The most recent press releases about innovation >>>

Die letzten 5 Focus-News des innovations-reports im Überblick:

Im Focus: Neutron star merger directly observed for the first time

University of Maryland researchers contribute to historic detection of gravitational waves and light created by event

On August 17, 2017, at 12:41:04 UTC, scientists made the first direct observation of a merger between two neutron stars--the dense, collapsed cores that remain...

Im Focus: Breaking: the first light from two neutron stars merging

Seven new papers describe the first-ever detection of light from a gravitational wave source. The event, caused by two neutron stars colliding and merging together, was dubbed GW170817 because it sent ripples through space-time that reached Earth on 2017 August 17. Around the world, hundreds of excited astronomers mobilized quickly and were able to observe the event using numerous telescopes, providing a wealth of new data.

Previous detections of gravitational waves have all involved the merger of two black holes, a feat that won the 2017 Nobel Prize in Physics earlier this month....

Im Focus: Smart sensors for efficient processes

Material defects in end products can quickly result in failures in many areas of industry, and have a massive impact on the safe use of their products. This is why, in the field of quality assurance, intelligent, nondestructive sensor systems play a key role. They allow testing components and parts in a rapid and cost-efficient manner without destroying the actual product or changing its surface. Experts from the Fraunhofer IZFP in Saarbrücken will be presenting two exhibits at the Blechexpo in Stuttgart from 7–10 November 2017 that allow fast, reliable, and automated characterization of materials and detection of defects (Hall 5, Booth 5306).

When quality testing uses time-consuming destructive test methods, it can result in enormous costs due to damaging or destroying the products. And given that...

Im Focus: Cold molecules on collision course

Using a new cooling technique MPQ scientists succeed at observing collisions in a dense beam of cold and slow dipolar molecules.

How do chemical reactions proceed at extremely low temperatures?
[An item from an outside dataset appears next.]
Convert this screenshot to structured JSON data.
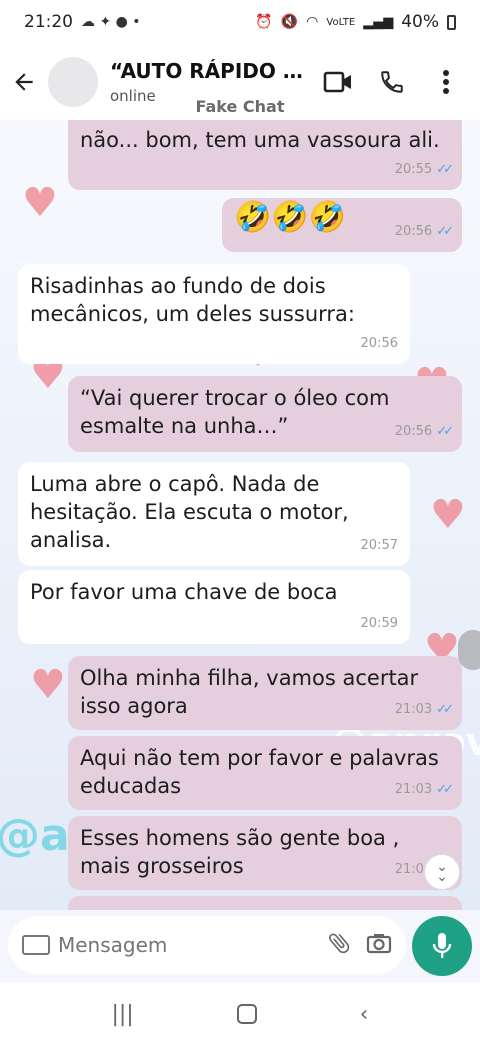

The answer requires the investigation of molecular samples that are cold, dense, and slow at...

Im Focus: Shrinking the proton again!

Scientists from the Max Planck Institute of Quantum Optics, using high precision laser spectroscopy of atomic hydrogen, confirm the surprisingly small value of the proton radius determined from muonic hydrogen.

It was one of the breakthroughs of the year 2010: Laser spectroscopy of muonic hydrogen resulted in a value for the proton charge radius that was significantly...

All Focus news of the innovation-report >>>

Anzeige

Anzeige

Event News

ASEAN Member States discuss the future role of renewable energy

17.10.2017 | Event News

World Health Summit 2017: International experts set the course for the future of Global Health

10.10.2017 | Event News

Climate Engineering Conference 2017 Opens in Berlin

10.10.2017 | Event News

 
Latest News

Terahertz spectroscopy goes nano

20.10.2017 | Information Technology

Strange but true: Turning a material upside down can sometimes make it softer

20.10.2017 | Materials Sciences

NRL clarifies valley polarization for electronic and optoelectronic technologies

20.10.2017 | Interdisciplinary Research

VideoLinks
B2B-VideoLinks
More VideoLinks >>>